Navigating unfamiliar hallways, meeting new teachers, adjusting to a different schedule – back to school brings a lot of changes for our kids, and also for parents.
Back to school season means pictures of moms jumping for joy and parents exhaling with relief. But no matter how happy they may be, getting kids back in the classroom can also involve a fair amount of stress for parents.
“Mom, you okay? You look a little stressed,” my daughter observed a few days ago. Admittedly, her transition to a new school and activities with busy practice schedules as well as deadlines at work did have me feeling stressed.
At first I felt a bit ashamed. I’m supposed to be on top of everything, and perfectly placid so as not to convey any anxiety to my family, right? Actually, no.
We all feel stressed at some point and time, and our kids do, too. I want my daughter to know that it’s okay and normal to feel a bit of stress, and that there are ways to handle it. This was not a parent fail, but rather a chance to model ways to cope with stress.
- Breathe slowly and deeply.
Few things fuel a parent’s stress level like the out of control hormones of an adolescent. But you can fight wacky adolescent hormones with your good hormones by taking a few deep breaths. Doing so stimulates the parasympathetic nervous system and signals to the body to release hormones to decrease blood pressure and heart rate, making you feel more relaxed.
I know, it sounds simple. And you’ve heard it before. But taking a few deep, slow breaths really is a good, cheap, effective way to keep the stress at bay.
- Engage the five senses with a self-care kit.
One activity you can do together with your child is create a self-care kit, including an item for each of the five senses that makes you feel calm and happy. Turn to it when you’re feeling stressed. We each made playlists of some of our favorites songs. A few songs appeared on both our lists, as we both really love Hamilton. My daughter included in her kit vanilla potpourri, a stress ball you run the sole of your foot over, a photo from vacation and her favorite snack.

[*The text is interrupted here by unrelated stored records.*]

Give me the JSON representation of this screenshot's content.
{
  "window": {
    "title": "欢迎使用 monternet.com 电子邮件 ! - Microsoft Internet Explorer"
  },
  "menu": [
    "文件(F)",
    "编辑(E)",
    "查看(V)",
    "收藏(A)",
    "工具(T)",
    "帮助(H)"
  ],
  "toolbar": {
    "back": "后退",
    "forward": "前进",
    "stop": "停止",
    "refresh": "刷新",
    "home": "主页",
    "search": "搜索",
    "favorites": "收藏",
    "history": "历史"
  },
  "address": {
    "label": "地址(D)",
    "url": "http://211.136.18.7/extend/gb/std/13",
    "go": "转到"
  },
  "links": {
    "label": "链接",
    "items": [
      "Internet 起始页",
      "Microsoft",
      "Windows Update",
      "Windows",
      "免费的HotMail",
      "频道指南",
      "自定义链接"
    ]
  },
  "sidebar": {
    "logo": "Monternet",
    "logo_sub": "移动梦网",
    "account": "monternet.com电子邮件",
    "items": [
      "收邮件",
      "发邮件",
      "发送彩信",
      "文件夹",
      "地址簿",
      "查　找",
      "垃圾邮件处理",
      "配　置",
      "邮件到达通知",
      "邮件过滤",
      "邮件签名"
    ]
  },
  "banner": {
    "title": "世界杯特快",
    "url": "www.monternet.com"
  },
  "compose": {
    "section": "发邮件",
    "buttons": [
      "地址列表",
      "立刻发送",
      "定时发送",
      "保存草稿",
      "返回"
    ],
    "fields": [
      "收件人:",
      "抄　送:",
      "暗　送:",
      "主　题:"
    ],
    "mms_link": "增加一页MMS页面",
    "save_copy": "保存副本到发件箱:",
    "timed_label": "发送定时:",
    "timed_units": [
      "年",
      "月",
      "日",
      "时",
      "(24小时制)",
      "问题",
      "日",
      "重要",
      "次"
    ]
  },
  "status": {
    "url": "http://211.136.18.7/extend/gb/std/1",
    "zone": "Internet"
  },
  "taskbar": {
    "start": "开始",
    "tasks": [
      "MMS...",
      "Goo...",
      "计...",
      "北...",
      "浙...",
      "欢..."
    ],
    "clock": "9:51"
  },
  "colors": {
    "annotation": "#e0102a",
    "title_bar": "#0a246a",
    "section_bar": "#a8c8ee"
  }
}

Given how much time we spend in the car driving to and from practices and school, I tried to incorporate some of the stress relief items there. It’s not exactly a mobile spa, but being able to listen to songs we both like that make us happy and relaxed and a potpourri ball to make it smell nice really can make the car time a little more zen. Also, having a few snacks in the glove box helps. Because feeling hangry is the opposite of zen.
- Head to nature.
Spending time in nature cannot only engage many of the senses, it’s a great provider of perspective. Just a 15 minute walk in the woods can do wonders for my psyche. This time of year, as hints of the changing season begin to appear, it’s a powerful reminder that very few things ever stay the same and that this, too, shall pass.
Whether that’s not knowing where to go on parent night or wondering how to get the bake sale items delivered (and I said “delivered” instead of “baked” because I bought them from the store in an effort to save time and sanity), it won’t last forever.
Note that nature doesn’t have to be the state park hours away. Forget that if fitting it into the schedule compounds your stress. Trying out a new path, park or nature center in your hometown, or the next town over, will likely do the trick.
- Reframe the story
We think of stress as bad, but it’s also something that comes with trying something new, stepping out of our comfort zones and expanding our horizons, and those are all good things. Growing often means experiencing a little bit of stress, and that’s okay.
The new school schedule is early and the activity practice schedule even earlier than that, with some starting at what I refer to as obscene hour of the day. I’ve had a tough time retraining myself to give up my night owl ways and get to bed earlier. It’s been tough, but it’s also tough to manage stress when you’re sleep deprived.
Getting sufficient rest is a big part of replenishing the coping skills reservoir. After all, there’s a reason you don’t hear people declaring, “I do my best parenting/thinking/work when I’m completely exhausted.”
A note about wine: When talking about stress with moms, it seems the most discussed way to relieve stress is to reach for a glass of wine. Expressing any angst on social media usually bring suggestions of doing just that, from multiple well-meaning sources. And while there can be a time and a place for that, remember the kids really are watching. They will do as their parents do, even though they may not like to admit it. Kids need to see us parents modeling ways to manage our stress levels that they can try, too. Parents are the number one influence on a kid’s decision to drink.
Wishing you a school year full of growth and minimal stress and lots of joy for both you and your kids!